Stories of strange creatures – many of a definitively cryptozoological nature – lurking in the London Underground have circulated for years, and chiefly in fictional, on-screen format. Such examples include (a) the 1967 production of Quatermass and the Pit, in which bizarre, mutated and diminutive ape men – who were the subject of advanced genetic experiments, undertaken millions of years earlier, by visiting Martians – appear in the London Underground of the 1960s in the form of spectral, manifested, inherited memories; (b) The Web of Fear – a Dr. Who adventure that surfaced in the following year, 1968, that sees the doctor and his comrades doing battle with robotic yetis on the Underground; (c) An American Werewolf in London – a 1981 film in which the beast of the title feasts on a doomed, late night rail traveler; and (d) Reign of Fire, a 2002 production starring Christian Bale and Matthew McConaughey, that revolves around literal fire-breathing dragons burst forth from the old tunnels of the Underground and decimate Britain, and, eventually, the rest of the planet, too.

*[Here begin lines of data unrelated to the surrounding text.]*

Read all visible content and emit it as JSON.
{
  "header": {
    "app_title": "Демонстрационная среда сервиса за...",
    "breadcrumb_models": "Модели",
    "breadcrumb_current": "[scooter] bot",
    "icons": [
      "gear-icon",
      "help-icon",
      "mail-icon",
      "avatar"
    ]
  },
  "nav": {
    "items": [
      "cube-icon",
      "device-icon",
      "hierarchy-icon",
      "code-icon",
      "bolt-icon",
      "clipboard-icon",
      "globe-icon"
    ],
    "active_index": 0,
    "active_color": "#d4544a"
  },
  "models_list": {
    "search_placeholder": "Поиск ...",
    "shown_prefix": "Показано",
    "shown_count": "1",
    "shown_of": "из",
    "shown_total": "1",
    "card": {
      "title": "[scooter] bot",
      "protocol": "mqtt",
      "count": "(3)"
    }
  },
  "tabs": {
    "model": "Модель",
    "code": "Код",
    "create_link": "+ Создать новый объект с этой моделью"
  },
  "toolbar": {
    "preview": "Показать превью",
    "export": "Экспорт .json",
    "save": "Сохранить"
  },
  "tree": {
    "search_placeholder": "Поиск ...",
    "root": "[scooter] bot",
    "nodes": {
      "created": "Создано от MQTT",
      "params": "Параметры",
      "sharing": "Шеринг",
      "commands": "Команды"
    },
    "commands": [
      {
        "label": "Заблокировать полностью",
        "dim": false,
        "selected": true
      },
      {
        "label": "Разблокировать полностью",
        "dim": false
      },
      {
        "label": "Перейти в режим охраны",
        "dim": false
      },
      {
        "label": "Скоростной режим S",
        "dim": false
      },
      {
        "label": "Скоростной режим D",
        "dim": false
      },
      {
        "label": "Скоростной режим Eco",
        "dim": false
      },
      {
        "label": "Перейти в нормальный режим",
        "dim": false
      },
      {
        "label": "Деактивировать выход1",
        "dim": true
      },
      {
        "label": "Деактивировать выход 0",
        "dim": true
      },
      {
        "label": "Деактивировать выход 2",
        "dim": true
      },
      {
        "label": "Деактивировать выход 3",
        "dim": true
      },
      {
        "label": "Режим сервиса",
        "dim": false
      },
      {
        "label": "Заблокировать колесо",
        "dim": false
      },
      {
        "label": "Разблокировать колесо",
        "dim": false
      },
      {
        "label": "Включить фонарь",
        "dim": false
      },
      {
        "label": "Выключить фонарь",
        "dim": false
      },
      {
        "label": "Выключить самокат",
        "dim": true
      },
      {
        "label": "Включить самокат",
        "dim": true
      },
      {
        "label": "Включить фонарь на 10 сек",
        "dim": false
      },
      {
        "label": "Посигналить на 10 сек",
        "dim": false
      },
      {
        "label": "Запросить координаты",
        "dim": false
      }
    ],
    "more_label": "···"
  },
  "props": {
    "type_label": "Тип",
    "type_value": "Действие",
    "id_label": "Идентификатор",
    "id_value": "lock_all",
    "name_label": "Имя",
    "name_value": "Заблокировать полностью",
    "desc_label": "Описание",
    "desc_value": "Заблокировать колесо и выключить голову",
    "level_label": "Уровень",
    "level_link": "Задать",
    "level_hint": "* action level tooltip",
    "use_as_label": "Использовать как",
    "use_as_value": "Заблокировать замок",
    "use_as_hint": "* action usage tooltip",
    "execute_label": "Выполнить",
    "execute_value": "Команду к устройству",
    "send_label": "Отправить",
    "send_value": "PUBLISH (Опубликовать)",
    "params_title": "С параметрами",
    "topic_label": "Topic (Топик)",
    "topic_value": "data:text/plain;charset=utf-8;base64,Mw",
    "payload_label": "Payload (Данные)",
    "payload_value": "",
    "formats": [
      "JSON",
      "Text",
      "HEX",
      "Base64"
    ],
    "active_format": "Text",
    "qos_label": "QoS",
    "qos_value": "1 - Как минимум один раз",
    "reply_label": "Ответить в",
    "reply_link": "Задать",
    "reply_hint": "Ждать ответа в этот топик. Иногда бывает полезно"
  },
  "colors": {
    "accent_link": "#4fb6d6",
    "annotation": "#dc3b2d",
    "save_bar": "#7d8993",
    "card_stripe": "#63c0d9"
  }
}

Some of the older tales of creature-like entities prowling the tunnels under London were incorporated into a less well known, fictionalized movie. Its name: Death Line. Made in 1972, it starred horror film stalwarts Christopher Lee and Donald Pleasance. Then, there is the matter of a man named Colin Campbell.
Campbell maintains that while traveling home on the London Underground in the mid-1960s, he had a nightmarish encounter with a very strange beast. According to Campbell, it was late at night and, rather surprisingly, he was the only person to get off the train at its scheduled stop on the Northern Line. As the train pulled away from the unusually deserted and deathly and eerily silent platform, and as Campbell made his way towards the exit, he claims to have heard a strange growl coming from behind him. He quickly spun around and was shocked to see a large, hairy ape-like animal lumbering across the platform towards the track, and seemingly mumbling to itself and no-one else as it did so.
Most bizarre of all, however, the beast was definitively spectral, rather than flesh and blood. Around three-quarters of its body were above the platform, while its legs were curiously near-transparent and, incredibly, passed right through the platform. Campbell further asserts that as he stood in awe, too shocked to even try to move, the beast continued to walk through the concrete, right onto the tracks, and then straight through the wall directly behind the tunnel – all the time paying absolutely no attention to Campbell in the slightest.
Are savage, devolved humans really living – in literal cannibalistic-style – deep under London? And are the old tunnels actually home to ghostly ape men of the type encountered by Colin Campbell back in the 1960s? I’m inclined to suspect that Campbell’s saga was his idea of a joke. After all, he admits he’s a big fan of the BBC show, Dr. Who. Enough said? Probably: the Yeti angle is, for me, a clincher. Those who are excited by tales of strange creatures roaming around deep below London, however, might suggest otherwise.